While I went to great lengths to win the pageant, I was completely unprepared for the inherent trials of being the first minority, the first African-American to win. I just wanted to celebrate,… instead, the Lord would shepherd me through a time where I was judged, not by the content of my character, but by the color of my skin.
One requirement of the winner is going on to compete in the Miss Georgia Pageant. As apart of my winnings, I earned a free professional photo shoot from a local photographer. The photos were to be used to submit to the Miss Georgia Pageant that was only months away. After calling and leaving several unanswered messages with the photographer, I drove to the photography studio and walked in to see 2 Caucasian women. One asked “May I help you?”. I explained that I was excited to take my photos for the Miss Georgia Pageant. They walked to the back and only one woman returned and said “[Photographer’s name here] …is not available.”
Throughout that year, I was subject to the affects of both subtle and overt racism. I was laughed at playfully in Columbus, GA when my roommates and fellow Miss Georgia Contestants asked who I thought would be a semi-finalist and I answered 5 names,… 2 of which were myself and another African-American contestant. The next day, as I predicted I was awarded a semi-finalist position. Side note: The following year, the first African-American Miss Georgia, Danica Tisdale (Miss Atlanta), was crowned.
I went back to the university weeks later, and was stopped late one night by a University Police Officer for what he said was a “rolling stop.” I gave him my license and registration, and he proceeded to put his face in my window to explain how I broke the law. He then called for back-up. I was a young female, all alone, not posing a threat, yet he called for another policeman. Together they “explained” to me the depths of my error. They surrounded my car and held me there for 45 minutes. Once they were finished talking to me and issued my ticket, I went back to my dorm room in shock,… I wept.
The Miseducation of Miss GSU

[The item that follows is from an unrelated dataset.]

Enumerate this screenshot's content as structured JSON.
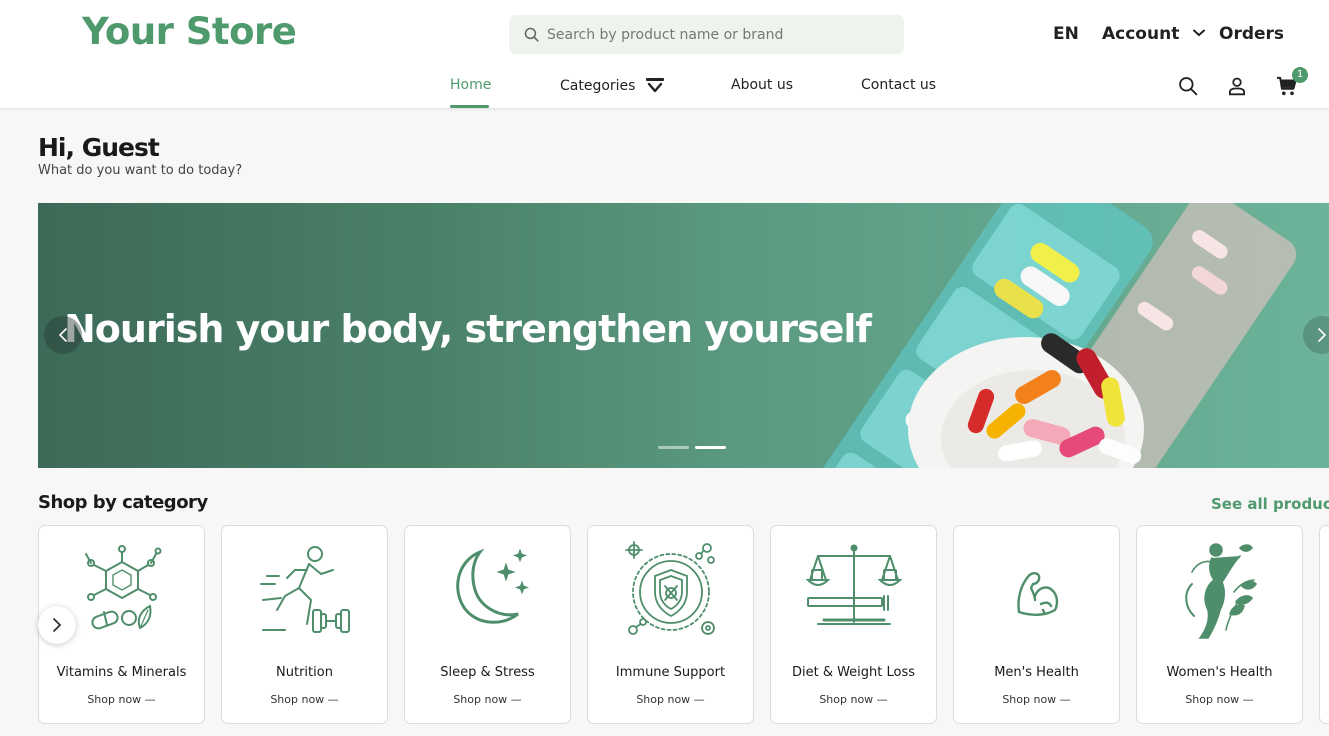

It was painfully evident to me that year, that I could not waste another day of my experience as Miss Georgia Southern University, and remain ignorant about the system that had undermined my hard work and dignity. With an extra senior year and some open classes, I finished the remainder of my Political Science minor with all African- American studies courses. I then ran for and became the Vice President of the Black Student Union. For the first time in my life, I saw a much bigger picture of the systematic dehumanization of an ethnic group of people. A professor of mine who was writing a book entitled, “Pursuing a Promise: A History of African-Americans at Georgia Southern University,” interviewed me and quoted me in the book saying
“There seemed to be a pride amongst black students when I won. I would go places and people would say, ‘There goes Miss GSU!’ Or they would say that they were glad I won Miss GSU, so I tried not to do anything to embarrass the school, the title or black people.”
Whether I intended it or not, the crown I had won was not mine, it was figuratively won for the entire African-American student body. I took on the responsibility as an advocate for the community. The best way I knew how to do this, was to make it my business to understand the pieces of our country’s dark past, that have been lost in modern education…the pieces that make up a system (many parts working together) that time and time again, have blinded so many (like myself prior to this experience) who do not believe or do not understand the plight of an oppressed people.
The light of the gospel, which is Jesus Christ has become more and more beautiful to my darkened eyes. It is in the acknowledging of our individual and collective sins,…even sinful history that we see our need for the beauty of Jesus who is unchanged by the times. Join me as I post some of the main historical events that I believe have brought us to the place that we are as a nation that is divided on racial lines. May the Lord be with us…
Of Ashes and Beauty